Brief =
Copy every line of the entries that has the string "count" in it.

(Source information Opens)

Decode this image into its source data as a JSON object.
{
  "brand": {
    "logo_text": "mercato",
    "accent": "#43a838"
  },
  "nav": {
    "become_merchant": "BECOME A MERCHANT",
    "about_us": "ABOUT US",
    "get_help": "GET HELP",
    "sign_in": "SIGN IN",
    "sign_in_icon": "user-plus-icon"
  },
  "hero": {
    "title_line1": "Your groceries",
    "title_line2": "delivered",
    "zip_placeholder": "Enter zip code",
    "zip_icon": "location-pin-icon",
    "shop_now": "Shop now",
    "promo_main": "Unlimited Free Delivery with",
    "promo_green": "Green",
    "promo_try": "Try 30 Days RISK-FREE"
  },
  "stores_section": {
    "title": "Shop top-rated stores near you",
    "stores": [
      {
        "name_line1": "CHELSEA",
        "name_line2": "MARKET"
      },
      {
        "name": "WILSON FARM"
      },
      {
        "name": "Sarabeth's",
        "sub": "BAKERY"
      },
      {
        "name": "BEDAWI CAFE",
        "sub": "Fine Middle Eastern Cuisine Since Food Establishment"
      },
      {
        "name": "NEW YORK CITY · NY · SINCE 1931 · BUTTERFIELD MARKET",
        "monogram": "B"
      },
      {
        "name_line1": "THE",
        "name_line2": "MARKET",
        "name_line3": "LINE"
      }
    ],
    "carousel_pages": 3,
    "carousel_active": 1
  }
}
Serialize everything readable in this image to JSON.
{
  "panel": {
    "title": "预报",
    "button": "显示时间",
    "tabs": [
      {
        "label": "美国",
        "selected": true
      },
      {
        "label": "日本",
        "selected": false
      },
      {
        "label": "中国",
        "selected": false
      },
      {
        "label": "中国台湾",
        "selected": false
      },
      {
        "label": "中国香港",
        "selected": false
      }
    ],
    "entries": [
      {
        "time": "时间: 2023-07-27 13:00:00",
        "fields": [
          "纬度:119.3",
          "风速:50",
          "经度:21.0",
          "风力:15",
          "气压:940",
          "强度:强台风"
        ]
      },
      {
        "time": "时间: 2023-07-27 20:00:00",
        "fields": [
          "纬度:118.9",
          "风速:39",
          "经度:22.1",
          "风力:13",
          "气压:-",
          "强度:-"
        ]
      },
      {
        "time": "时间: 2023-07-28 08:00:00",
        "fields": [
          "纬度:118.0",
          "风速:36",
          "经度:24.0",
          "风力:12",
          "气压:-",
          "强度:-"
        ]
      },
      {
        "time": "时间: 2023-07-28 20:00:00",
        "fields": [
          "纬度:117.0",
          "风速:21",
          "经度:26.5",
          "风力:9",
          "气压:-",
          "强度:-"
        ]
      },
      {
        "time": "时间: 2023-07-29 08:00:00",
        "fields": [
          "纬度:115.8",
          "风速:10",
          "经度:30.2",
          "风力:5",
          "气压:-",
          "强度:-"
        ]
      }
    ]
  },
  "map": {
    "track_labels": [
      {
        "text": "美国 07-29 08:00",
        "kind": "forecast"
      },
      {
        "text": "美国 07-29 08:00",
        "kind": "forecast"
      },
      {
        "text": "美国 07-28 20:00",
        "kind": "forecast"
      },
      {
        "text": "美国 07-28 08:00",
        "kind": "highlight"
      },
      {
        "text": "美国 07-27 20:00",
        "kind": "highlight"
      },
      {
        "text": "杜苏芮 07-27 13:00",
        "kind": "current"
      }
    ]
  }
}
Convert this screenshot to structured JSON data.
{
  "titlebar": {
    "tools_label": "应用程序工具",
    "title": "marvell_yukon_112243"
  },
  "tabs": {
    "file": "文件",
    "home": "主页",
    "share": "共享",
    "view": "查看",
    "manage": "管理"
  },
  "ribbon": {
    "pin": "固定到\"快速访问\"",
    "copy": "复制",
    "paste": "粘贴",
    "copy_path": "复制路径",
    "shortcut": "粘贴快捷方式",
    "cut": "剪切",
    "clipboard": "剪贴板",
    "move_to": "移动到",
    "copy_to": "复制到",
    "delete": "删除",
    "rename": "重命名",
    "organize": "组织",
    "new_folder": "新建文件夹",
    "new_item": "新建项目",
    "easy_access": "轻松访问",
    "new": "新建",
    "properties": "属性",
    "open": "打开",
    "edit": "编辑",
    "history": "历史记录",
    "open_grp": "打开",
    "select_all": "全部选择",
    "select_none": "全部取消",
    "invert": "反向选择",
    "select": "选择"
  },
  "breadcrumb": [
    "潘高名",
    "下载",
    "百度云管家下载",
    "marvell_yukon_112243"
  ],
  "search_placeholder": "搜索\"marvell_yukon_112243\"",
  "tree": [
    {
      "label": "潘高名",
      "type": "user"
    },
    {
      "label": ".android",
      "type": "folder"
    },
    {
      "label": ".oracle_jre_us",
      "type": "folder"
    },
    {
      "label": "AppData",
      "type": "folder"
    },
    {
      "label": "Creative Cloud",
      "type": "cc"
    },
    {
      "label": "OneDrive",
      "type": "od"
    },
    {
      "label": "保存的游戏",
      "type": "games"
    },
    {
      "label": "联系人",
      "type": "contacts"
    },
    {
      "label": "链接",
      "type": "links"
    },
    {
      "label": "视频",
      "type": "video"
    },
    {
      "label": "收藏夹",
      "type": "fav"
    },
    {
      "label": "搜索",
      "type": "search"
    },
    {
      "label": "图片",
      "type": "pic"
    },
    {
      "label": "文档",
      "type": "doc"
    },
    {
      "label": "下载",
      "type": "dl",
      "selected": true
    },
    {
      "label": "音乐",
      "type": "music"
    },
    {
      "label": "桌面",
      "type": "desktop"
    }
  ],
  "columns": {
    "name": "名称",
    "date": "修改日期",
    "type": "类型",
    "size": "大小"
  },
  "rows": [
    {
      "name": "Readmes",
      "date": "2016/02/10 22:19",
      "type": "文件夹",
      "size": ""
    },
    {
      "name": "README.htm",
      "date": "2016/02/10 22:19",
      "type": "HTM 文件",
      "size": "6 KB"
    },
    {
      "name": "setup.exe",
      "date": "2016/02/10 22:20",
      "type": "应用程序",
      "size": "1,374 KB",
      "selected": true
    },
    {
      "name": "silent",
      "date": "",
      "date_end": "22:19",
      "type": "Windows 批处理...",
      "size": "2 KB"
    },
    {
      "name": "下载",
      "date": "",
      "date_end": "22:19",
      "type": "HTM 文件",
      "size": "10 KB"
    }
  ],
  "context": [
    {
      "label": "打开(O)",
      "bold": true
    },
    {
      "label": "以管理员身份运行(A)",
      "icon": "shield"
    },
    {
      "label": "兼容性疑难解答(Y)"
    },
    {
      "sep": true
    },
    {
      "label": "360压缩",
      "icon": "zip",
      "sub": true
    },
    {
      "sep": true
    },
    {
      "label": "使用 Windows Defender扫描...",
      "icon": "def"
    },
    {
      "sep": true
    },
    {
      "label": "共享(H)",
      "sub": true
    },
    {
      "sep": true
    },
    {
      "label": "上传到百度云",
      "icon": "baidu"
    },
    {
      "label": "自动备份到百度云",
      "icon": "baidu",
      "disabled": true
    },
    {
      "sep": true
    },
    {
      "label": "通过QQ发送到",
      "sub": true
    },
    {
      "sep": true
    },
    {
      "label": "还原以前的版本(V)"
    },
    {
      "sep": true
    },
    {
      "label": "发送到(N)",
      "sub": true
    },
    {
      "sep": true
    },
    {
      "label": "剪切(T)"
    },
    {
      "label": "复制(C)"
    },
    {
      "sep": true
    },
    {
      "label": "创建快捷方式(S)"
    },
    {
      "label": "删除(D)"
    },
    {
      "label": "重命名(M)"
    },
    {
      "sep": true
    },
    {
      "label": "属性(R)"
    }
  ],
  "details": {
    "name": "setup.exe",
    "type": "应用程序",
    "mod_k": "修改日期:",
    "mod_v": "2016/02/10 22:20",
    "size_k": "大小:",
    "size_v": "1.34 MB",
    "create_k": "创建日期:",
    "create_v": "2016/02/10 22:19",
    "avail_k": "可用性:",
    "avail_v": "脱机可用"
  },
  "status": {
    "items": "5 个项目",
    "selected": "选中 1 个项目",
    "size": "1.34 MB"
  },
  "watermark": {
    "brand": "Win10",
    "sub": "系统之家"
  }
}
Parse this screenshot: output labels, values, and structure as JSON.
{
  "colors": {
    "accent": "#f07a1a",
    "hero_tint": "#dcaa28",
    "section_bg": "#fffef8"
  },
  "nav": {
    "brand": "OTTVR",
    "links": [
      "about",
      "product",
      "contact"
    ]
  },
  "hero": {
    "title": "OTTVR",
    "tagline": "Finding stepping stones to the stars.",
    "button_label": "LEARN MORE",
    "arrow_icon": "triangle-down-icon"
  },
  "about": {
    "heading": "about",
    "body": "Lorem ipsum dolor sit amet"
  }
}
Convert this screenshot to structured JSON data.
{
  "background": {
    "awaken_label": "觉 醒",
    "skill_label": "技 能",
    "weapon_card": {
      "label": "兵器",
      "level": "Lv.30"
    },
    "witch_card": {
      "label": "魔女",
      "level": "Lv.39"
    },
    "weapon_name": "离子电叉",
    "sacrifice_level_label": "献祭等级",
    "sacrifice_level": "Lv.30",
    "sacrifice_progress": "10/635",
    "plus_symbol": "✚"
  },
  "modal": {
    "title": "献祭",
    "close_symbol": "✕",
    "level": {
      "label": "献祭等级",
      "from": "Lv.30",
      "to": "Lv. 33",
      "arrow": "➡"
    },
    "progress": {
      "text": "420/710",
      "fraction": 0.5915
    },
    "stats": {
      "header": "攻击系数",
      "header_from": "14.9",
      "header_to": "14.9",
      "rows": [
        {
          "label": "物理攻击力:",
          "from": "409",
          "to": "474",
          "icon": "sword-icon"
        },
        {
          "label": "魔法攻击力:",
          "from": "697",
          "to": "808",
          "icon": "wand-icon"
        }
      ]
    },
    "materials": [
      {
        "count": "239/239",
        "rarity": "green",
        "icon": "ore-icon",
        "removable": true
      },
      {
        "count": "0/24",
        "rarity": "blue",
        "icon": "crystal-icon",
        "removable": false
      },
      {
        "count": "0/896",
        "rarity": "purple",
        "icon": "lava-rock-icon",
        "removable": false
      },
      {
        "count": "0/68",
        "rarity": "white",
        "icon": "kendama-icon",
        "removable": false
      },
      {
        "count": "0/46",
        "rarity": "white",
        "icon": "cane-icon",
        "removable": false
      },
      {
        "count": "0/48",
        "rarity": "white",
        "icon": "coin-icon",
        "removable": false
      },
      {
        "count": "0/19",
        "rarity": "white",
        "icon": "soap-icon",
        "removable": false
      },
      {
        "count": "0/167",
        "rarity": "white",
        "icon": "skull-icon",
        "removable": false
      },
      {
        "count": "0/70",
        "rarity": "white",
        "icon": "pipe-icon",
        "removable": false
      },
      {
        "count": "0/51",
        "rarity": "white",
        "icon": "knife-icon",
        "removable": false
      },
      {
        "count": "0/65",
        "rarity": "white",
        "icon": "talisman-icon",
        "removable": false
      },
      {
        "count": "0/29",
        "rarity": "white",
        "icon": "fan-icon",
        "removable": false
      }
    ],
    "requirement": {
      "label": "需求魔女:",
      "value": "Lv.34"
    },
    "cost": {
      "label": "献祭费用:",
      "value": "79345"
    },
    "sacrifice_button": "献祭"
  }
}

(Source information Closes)

Task response =
        "count": "239/239",
        "count": "0/24",
        "count": "0/896",
        "count": "0/68",
        "count": "0/46",
        "count": "0/48",
        "count": "0/19",
        "count": "0/167",
        "count": "0/70",
        "count": "0/51",
        "count": "0/65",
        "count": "0/29",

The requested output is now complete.